* [RECORDED DATA]
= Beginning of Section =

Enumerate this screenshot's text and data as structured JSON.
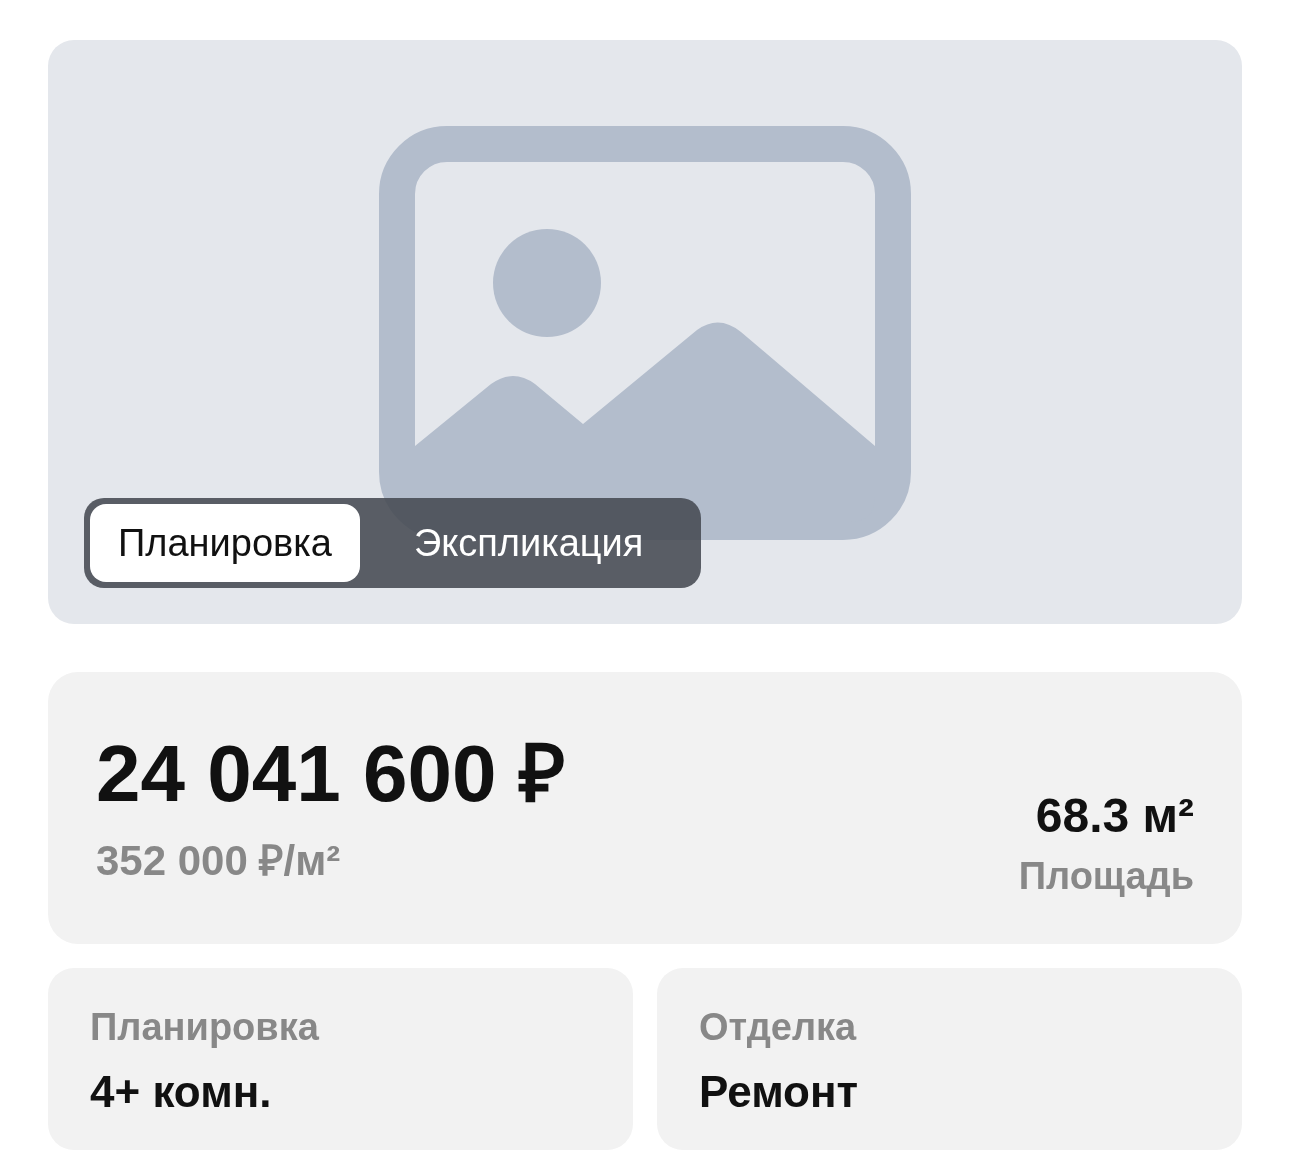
{
  "gallery": {
    "view_switch": [
      {
        "label": "Планировка",
        "selected": true
      },
      {
        "label": "Экспликация",
        "selected": false
      }
    ]
  },
  "price_card": {
    "price": "24 041 600 ₽",
    "price_per_m2": "352 000 ₽/м²",
    "area": {
      "value": "68.3 м²",
      "label": "Площадь"
    }
  },
  "details": [
    {
      "label": "Планировка",
      "value": "4+ комн."
    },
    {
      "label": "Отделка",
      "value": "Ремонт"
    }
  ]
}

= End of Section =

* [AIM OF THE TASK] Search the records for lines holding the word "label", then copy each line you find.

* [ANSWER SECTION]
        "label": "Планировка",
        "label": "Экспликация",
      "label": "Площадь"
      "label": "Планировка",
      "label": "Отделка",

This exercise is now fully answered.